    Booksellers say readers are turning away from dark modern thrillers and back to the golden age of crime writing
    Anne-Marie Huby: 'Charities deserve the best,' says founder of JustGiving

    Anne-Marie Huby: 'Charities deserve the best'

    Ten million of us have used the JustGiving website to donate to good causes. Its co-founder says that being dynamic is as important as being kind
    The botanist who hunts for giant trees at Kew Gardens

    The man who hunts giants

    A Kew Gardens botanist has found 25 new large tree species - and he's sure there are more out there
    The 12 ways of Christmas: Spare a thought for those who will be working to keep others safe during the festive season

    The 12 ways of Christmas

    We speak to a dozen people who will be working to keep others safe, happy and healthy over the holidays
    Birdwatching men have a lot in common with their feathered friends, new study shows

    The male exhibits strange behaviour

    A new study shows that birdwatching men have a lot in common with their feathered friends...
    Diaries of Evelyn Waugh, Virginia Woolf and Noël Coward reveal how they coped with the December blues

    Famous diaries: Christmas week in history

    Noël Coward parties into the night, Alan Clark bemoans the cost of servants, Evelyn Waugh ponders his drinking…
    From noble to narky, the fall of the open letter

    From noble to narky, the fall of the open letter

    The great tradition of St Paul and Zola reached its nadir with a hungry worker's rant to Russell Brand, says DJ Taylor
    A Christmas ghost story by Alison Moore: A prodigal daughter has a breakthrough

    A Christmas ghost story by Alison Moore

    The story was published earlier this month in 'Poor Souls' Light: Seven Curious Tales'
    Marian Keyes: The author on her pre-approved Christmas, true love's parking implications and living in the moment

    Marian Keyes

    The author on her pre-approved Christmas, true love's parking implications and living in the moment
    Bill Granger recipes: Our chef creates an Italian-inspired fish feast for Christmas Eve

    Bill Granger's Christmas Eve fish feast

    Bill's Italian friends introduced him to the Roman Catholic custom of a lavish fish supper on Christmas Eve. Here, he gives the tradition his own spin…
    Liverpool vs Arsenal: Brendan Rodgers is fighting for his reputation
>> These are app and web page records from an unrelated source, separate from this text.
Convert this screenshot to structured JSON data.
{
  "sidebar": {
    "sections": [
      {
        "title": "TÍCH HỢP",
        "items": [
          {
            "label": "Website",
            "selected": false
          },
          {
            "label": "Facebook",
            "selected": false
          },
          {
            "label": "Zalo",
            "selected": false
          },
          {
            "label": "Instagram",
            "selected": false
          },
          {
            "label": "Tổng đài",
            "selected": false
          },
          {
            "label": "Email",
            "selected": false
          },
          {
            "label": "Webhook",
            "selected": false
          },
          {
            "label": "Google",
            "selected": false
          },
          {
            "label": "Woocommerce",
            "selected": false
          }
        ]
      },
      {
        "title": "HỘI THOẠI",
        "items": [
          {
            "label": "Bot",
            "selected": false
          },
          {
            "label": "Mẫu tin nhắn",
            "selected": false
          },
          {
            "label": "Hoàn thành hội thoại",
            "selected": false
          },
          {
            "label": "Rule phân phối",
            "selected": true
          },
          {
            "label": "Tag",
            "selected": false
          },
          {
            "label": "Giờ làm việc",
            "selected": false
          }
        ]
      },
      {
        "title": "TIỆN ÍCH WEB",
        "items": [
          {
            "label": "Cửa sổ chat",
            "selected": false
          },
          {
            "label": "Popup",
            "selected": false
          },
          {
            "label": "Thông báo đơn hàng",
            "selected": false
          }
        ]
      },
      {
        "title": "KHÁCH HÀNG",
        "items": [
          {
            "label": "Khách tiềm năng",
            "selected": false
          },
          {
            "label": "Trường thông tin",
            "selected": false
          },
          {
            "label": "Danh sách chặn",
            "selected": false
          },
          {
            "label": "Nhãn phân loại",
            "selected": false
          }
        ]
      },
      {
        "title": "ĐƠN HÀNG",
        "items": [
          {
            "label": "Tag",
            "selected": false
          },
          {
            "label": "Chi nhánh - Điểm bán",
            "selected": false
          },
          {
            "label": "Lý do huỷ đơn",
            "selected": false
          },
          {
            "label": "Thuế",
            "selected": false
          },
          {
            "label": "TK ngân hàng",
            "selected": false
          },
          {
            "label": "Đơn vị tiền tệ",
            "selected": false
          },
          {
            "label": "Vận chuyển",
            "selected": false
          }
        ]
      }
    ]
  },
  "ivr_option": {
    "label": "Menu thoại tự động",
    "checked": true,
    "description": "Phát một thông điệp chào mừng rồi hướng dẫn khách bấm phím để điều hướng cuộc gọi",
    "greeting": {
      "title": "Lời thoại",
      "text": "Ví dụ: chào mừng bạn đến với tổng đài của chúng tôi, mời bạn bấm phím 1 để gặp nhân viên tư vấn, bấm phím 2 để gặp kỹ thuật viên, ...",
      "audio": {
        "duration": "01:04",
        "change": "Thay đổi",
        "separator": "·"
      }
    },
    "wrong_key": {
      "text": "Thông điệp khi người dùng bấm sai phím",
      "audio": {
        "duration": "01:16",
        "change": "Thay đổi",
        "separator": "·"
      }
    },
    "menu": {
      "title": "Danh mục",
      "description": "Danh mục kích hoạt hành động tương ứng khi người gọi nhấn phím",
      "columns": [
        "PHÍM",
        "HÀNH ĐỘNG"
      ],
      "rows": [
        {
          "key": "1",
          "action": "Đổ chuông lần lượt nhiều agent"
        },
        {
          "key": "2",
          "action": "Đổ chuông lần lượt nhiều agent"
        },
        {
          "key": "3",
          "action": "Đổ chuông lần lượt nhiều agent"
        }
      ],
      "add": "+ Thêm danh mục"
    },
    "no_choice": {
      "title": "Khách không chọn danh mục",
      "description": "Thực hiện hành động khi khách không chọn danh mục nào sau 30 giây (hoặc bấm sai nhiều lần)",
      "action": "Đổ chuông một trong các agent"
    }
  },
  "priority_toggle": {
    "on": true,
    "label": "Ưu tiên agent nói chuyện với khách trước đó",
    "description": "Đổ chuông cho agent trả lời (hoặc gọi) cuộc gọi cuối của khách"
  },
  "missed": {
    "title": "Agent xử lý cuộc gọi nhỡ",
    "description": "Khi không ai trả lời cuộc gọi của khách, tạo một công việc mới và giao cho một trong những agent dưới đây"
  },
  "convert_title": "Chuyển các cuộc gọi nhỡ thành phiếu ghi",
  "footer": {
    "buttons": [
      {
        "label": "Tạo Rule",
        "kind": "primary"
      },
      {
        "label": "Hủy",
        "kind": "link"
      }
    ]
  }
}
    Rodgers fights for his reputation

    Liverpool manager tries to stay on his feet despite waves of criticism
    Amir Khan: 'The Taliban can threaten me but I must speak out... innocent kids, killed over nothing. It’s sick in the mind'

    Amir Khan attacks the Taliban

    'They can threaten me but I must speak out... innocent kids, killed over nothing. It’s sick in the mind'
    Michael Calvin: Sepp Blatter is my man of the year in sport. Bring on 2015, quick

    Michael Calvin's Last Word

    Sepp Blatter is my man of the year in sport. Bring on 2015, quick